First fish tank … The Beginning

January 11, 2007

[This article has been on standby for most of 2006, I think it is time I finish it off and get it out here.]

On an excursion to a shopping centre we don’t normally visit, I was struck by the very low price of aquaria in the front window. Sooner or later I was going to take one home.

As it happened we ventured back to the centre only a week or so later. The tanks were still there – calling out to me. How could I resist? When I was young my father was into keeping tropical fish for a number of years … they were the only pets we had to speak of. So I have a soft spot for keeping fish which I hope to pass on to my kids.

I bought the tank with an expensive piece of driftwood – nice upsell on a cheap tank, by the way! Anyway the driftwood came with a plant attached (which I have yet to identify) [now identified as an Anubias log] and I presumed that there would be a few bacteria and maybe a snail or two along for the ride, along with the bunch of Elodea. So I thought that I would start the tank with the plants and see what happened.

The tap water was treated with the store recommended product for treating water (and removing chlorine and other unwanted nasties.) Once mostly filled, I let it run for about two weeks. After that, as the water still looked nice and clear and the plants were still alive and a couple of small snails had appeared – I thought it was time to populate our little aquarium.

pH is high … will this be a problem?

March 25, 2006

Well two and a half months have passed and the freshwater fish tank is still going strong. As this tank was purchased to help me learn how to keep fish, I’m slowly adding to my store of knowledge and gear and learning as I go.

The last problem I had was cooling. Opening the flap to allow for more evaporation certainly helped (judging by the water loss) but the temperatures remained in the high range over 300 K. Now we’re moving into Autumn I’m not so concerned so this will wait for next Summer.

The latest addition is a simple pH testing kit. Since the tank is due for a water change (or at least a top-up) I figured now is a good time to start my testing regime.

Why have I not tested before this? Good question. I guess I need to talk about the beginning of my aquarium, but that as they say is another story.

Anyway I tested my tank and the incoming (treated tap) water and both were registering easily north of 7, in fact perhaps as high as 7.4! This basic kit requires dropping two drops of Bromothymol Blue into a small vial and visually testing against a colour card.

Now I have to decide if that is a normal pH for my tank or if I should work on lowering the pH a little. For the moment I’m going to leave it, but test as well to see what the range will be (as pH tends to change with the time of day…)

Aquarium cooling

January 10, 2006

Another new item in the aquarium is a small glass thermometer. It is to replace the ‘digital’ strip thermometer (you know, the type that ‘lights up’ the number of the current temperature – and was all but useless for my tank.)
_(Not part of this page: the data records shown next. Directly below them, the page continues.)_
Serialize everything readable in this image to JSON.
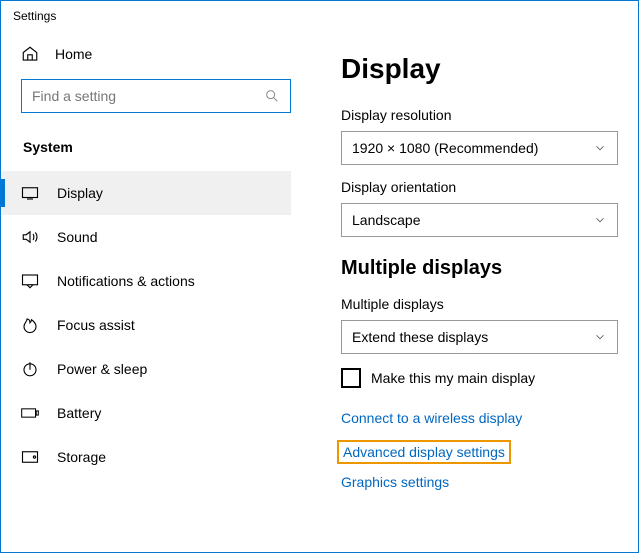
{
  "window": {
    "title": "Settings"
  },
  "sidebar": {
    "home": "Home",
    "search_placeholder": "Find a setting",
    "category": "System",
    "items": [
      {
        "label": "Display"
      },
      {
        "label": "Sound"
      },
      {
        "label": "Notifications & actions"
      },
      {
        "label": "Focus assist"
      },
      {
        "label": "Power & sleep"
      },
      {
        "label": "Battery"
      },
      {
        "label": "Storage"
      }
    ]
  },
  "main": {
    "title": "Display",
    "resolution_label": "Display resolution",
    "resolution_value": "1920 × 1080 (Recommended)",
    "orientation_label": "Display orientation",
    "orientation_value": "Landscape",
    "multiple_heading": "Multiple displays",
    "multiple_label": "Multiple displays",
    "multiple_value": "Extend these displays",
    "checkbox": "Make this my main display",
    "link1": "Connect to a wireless display",
    "link2": "Advanced display settings",
    "link3": "Graphics settings"
  }
}
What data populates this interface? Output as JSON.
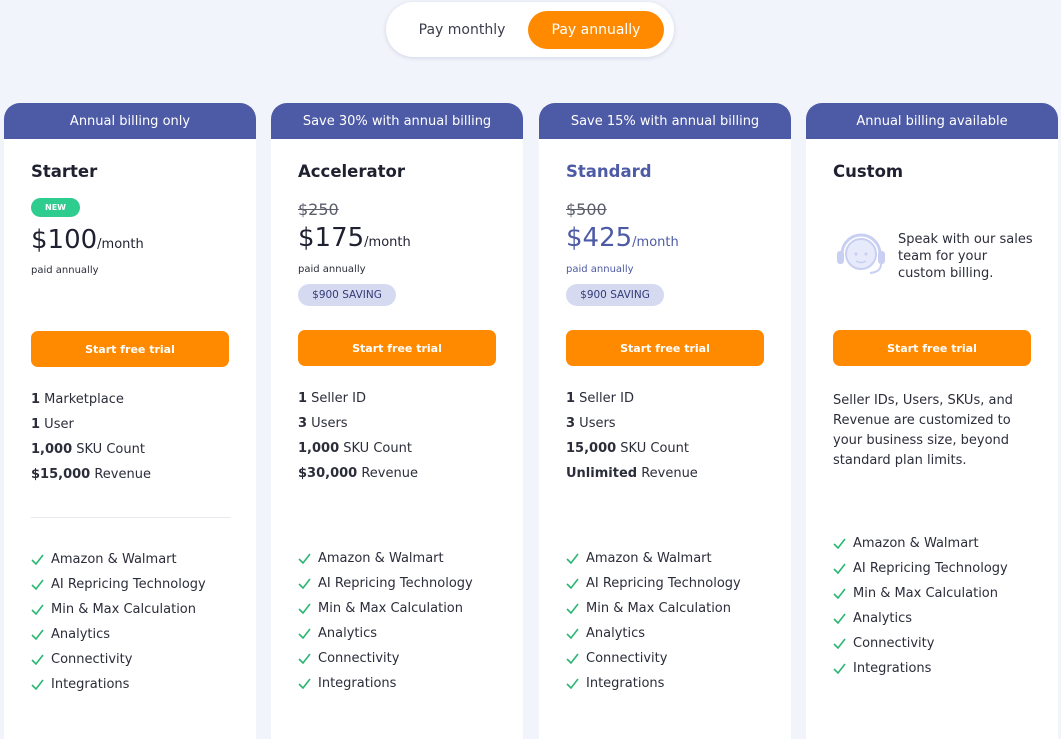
{
  "billing_toggle": {
    "monthly_label": "Pay monthly",
    "annual_label": "Pay annually",
    "selected": "annual"
  },
  "colors": {
    "accent_orange": "#ff8a00",
    "header_blue": "#4d5aa5",
    "new_badge_green": "#2ecc8f",
    "check_green": "#2bb673"
  },
  "plans": [
    {
      "banner": "Annual billing only",
      "name": "Starter",
      "badge": "NEW",
      "price": "$100",
      "per": "/month",
      "paid_note": "paid annually",
      "cta": "Start free trial",
      "specs": [
        {
          "value": "1",
          "label": " Marketplace"
        },
        {
          "value": "1",
          "label": " User"
        },
        {
          "value": "1,000",
          "label": " SKU Count"
        },
        {
          "value": "$15,000",
          "label": " Revenue"
        }
      ],
      "features": [
        "Amazon & Walmart",
        "AI Repricing Technology",
        "Min & Max Calculation",
        "Analytics",
        "Connectivity",
        "Integrations"
      ]
    },
    {
      "banner": "Save 30% with annual billing",
      "name": "Accelerator",
      "old_price": "$250",
      "price": "$175",
      "per": "/month",
      "paid_note": "paid annually",
      "saving": "$900 SAVING",
      "cta": "Start free trial",
      "specs": [
        {
          "value": "1",
          "label": " Seller ID"
        },
        {
          "value": "3",
          "label": " Users"
        },
        {
          "value": "1,000",
          "label": " SKU Count"
        },
        {
          "value": "$30,000",
          "label": " Revenue"
        }
      ],
      "features": [
        "Amazon & Walmart",
        "AI Repricing Technology",
        "Min & Max Calculation",
        "Analytics",
        "Connectivity",
        "Integrations"
      ]
    },
    {
      "banner": "Save 15% with annual billing",
      "name": "Standard",
      "old_price": "$500",
      "price": "$425",
      "per": "/month",
      "paid_note": "paid annually",
      "saving": "$900 SAVING",
      "cta": "Start free trial",
      "specs": [
        {
          "value": "1",
          "label": " Seller ID"
        },
        {
          "value": "3",
          "label": " Users"
        },
        {
          "value": "15,000",
          "label": " SKU Count"
        },
        {
          "value": "Unlimited",
          "label": " Revenue"
        }
      ],
      "features": [
        "Amazon & Walmart",
        "AI Repricing Technology",
        "Min & Max Calculation",
        "Analytics",
        "Connectivity",
        "Integrations"
      ]
    },
    {
      "banner": "Annual billing available",
      "name": "Custom",
      "contact_text": "Speak with our sales team for your custom billing.",
      "contact_icon": "headset-agent-icon",
      "cta": "Start free trial",
      "description": "Seller IDs, Users, SKUs, and Revenue are customized to your business size, beyond standard plan limits.",
      "features": [
        "Amazon & Walmart",
        "AI Repricing Technology",
        "Min & Max Calculation",
        "Analytics",
        "Connectivity",
        "Integrations"
      ]
    }
  ]
}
Well the new thermometer shows the tank is running at around 302 k(elvin) – where it really should be in the range of 296 k to 301 k. (Is it just me, or is this starting to read like a retirement savings system?)

Of course the room (like the rest of the house) has no air conditioner, so it isn’t surprising that the tank is at room temperature. However I’d be happier if it were cooled a few degrees – if for no other reason than it will improve the level of dissolved oxygen in the water.

Naturally I turn to the web for hints – here are two pages with similar ideas for aquarium cooling. They tend to focus on marine tanks – which are more fragile, but the ideas are just as valid for freshwater tanks.

Beat the Heat: Aquarium Cooling Methods and How to Keep Your Aquarium Cool both have a range of sensible suggestions ranging from the obvious (buy an air conditioner) to the expensive (buy a refrigeration unit for the tank.)

However I am going to be trying some of the less expensive options first – like leaving open the flap in the hood that is used for feeding. This will accelerate evaporation and naturally provide some cooling. If that isn’t effective enough, I’ll move on to raising the hood a couple of centimetres (while making sure the fish don’t jump out) and possibly setting a small CPU or computer case fan to blow some air across the water’s surface.

There’s a good chance that I’ll keep updating here with progress, so you may eventually find out what works best here in sunny Sydney.


January 9, 2006

Just added some not so nice looking Elodea plants into our aquarium. The tank is small, unheated and has a few goldfish (Comets) and some tropicals (Zebras) as well.

The first bunches of Elodea have dissappeared (they’re good eating for the goldfish) so I figured that a few more would go down well. This time I am weighing them down at least, so they won’t be floating all over the tank 🙂

Back to the new plants – I actually got them at no charge as they are looking a little sad (mostly the brown colouring gave that away!) It would be unreasonable to expect them to live for very long, but perhaps if I increase the hours of light in the tank they may last a few weeks. Cross your fingers.